_EXERCISE REQUIREMENTS_
Determine how many lines in the listing below contain the word "similar", then state that number by itself.

┄┄┄┄┄┄

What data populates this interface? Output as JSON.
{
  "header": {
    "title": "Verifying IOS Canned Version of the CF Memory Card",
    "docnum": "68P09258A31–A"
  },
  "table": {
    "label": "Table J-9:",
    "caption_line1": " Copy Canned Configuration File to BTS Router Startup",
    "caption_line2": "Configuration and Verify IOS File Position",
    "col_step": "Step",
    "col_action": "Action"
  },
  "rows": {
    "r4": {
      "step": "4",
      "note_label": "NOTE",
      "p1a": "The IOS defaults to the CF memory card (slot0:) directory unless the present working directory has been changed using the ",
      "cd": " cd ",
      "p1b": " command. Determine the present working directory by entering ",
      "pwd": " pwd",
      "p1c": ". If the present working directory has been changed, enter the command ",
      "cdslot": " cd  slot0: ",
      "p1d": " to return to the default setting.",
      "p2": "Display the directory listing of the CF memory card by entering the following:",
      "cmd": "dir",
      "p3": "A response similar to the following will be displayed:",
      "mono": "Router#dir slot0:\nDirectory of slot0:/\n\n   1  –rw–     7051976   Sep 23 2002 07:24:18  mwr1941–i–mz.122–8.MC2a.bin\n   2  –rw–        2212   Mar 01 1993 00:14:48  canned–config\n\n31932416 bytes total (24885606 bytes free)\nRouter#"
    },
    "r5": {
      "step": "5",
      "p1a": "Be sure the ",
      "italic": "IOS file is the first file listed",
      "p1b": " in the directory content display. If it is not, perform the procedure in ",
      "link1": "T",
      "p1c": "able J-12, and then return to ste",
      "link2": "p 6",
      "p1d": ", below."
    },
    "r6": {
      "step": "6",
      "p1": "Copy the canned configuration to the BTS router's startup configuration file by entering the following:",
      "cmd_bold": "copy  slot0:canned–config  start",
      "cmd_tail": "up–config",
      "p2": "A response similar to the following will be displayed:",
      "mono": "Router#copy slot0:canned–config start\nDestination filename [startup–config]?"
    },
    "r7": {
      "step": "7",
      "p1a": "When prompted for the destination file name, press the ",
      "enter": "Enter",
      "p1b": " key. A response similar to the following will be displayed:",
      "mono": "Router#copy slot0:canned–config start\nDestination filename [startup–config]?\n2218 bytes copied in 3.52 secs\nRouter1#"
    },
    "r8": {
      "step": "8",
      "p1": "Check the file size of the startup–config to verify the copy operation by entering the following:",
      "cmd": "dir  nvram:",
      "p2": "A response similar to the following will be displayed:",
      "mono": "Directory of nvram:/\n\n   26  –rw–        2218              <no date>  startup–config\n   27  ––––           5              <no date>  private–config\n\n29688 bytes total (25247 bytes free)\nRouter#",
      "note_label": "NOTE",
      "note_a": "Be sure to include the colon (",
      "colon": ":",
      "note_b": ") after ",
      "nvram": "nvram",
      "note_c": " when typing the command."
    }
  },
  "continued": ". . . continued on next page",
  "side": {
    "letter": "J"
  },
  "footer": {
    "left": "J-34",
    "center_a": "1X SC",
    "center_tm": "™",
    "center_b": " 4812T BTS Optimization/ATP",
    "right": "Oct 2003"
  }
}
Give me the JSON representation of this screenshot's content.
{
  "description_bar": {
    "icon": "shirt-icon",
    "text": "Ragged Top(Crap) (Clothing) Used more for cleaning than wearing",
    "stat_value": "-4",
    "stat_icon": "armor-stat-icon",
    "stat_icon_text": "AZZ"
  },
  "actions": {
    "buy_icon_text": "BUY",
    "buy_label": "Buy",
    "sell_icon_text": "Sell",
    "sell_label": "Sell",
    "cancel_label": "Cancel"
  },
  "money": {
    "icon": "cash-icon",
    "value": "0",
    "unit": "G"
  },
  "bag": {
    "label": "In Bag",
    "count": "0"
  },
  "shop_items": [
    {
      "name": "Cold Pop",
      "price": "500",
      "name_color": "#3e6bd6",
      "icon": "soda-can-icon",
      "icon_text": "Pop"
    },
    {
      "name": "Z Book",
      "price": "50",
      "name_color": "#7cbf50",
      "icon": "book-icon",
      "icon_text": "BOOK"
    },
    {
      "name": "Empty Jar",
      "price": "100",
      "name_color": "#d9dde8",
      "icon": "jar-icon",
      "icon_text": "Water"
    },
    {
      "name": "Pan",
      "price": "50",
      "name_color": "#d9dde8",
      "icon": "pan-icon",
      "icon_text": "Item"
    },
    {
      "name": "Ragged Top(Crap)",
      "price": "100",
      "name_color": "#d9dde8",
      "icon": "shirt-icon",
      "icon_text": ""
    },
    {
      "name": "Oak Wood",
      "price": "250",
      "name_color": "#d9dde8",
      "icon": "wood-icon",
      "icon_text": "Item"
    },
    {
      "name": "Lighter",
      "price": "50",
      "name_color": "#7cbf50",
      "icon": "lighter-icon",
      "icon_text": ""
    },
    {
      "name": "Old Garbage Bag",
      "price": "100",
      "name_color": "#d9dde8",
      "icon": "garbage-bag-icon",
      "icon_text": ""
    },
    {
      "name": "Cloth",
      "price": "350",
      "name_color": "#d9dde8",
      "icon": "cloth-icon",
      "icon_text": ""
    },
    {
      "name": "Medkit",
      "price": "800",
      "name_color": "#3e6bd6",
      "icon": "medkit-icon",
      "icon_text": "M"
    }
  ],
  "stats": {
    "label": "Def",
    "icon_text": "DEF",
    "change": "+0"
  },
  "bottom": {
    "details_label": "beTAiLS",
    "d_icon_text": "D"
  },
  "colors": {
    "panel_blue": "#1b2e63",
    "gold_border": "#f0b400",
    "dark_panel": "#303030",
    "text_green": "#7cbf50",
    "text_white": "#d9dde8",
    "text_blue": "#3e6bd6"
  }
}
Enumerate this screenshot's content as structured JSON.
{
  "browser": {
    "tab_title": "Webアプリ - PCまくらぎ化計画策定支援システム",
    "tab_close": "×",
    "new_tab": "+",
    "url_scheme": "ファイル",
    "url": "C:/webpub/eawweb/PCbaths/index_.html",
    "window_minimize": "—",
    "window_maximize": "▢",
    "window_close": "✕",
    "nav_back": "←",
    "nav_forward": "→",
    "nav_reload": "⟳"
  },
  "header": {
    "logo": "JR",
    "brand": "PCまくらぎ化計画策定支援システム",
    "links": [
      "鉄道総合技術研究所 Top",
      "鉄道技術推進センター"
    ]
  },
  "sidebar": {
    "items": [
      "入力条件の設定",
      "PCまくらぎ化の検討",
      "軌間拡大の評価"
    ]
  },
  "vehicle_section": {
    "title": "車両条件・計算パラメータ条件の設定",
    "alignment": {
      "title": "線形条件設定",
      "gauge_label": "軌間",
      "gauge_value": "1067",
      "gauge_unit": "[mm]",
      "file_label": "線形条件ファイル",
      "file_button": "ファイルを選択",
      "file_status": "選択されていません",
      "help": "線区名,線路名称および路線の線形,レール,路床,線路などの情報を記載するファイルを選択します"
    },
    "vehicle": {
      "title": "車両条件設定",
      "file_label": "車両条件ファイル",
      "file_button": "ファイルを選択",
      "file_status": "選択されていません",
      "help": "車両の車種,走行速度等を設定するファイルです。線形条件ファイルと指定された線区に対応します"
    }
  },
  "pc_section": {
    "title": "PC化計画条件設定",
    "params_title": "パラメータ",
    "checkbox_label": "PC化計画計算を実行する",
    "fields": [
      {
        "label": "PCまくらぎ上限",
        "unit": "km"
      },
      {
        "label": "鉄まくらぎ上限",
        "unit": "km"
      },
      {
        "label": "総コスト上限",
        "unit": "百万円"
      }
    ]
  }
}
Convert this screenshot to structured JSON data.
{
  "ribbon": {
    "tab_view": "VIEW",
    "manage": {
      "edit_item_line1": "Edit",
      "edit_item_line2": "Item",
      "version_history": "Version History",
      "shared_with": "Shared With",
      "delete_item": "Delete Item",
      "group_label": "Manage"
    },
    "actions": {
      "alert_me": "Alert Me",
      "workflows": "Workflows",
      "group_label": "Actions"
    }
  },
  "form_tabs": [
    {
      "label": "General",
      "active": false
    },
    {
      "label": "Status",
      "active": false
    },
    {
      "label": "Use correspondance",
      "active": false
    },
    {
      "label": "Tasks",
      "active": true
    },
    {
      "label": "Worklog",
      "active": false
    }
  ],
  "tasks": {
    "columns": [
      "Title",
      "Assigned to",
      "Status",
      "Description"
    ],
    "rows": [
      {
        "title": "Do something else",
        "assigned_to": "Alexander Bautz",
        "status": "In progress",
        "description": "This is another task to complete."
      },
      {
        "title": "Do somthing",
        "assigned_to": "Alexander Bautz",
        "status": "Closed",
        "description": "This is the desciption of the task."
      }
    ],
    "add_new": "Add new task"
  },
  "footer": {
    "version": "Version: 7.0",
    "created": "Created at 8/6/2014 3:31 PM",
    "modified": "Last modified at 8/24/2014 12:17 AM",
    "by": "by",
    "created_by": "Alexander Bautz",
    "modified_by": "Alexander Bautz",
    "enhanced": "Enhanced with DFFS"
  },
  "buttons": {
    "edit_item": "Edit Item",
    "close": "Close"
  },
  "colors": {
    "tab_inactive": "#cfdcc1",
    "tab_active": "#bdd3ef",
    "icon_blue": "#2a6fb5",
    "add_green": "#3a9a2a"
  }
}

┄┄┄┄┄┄

_RESPONSE FOR THIS EXERCISE_
4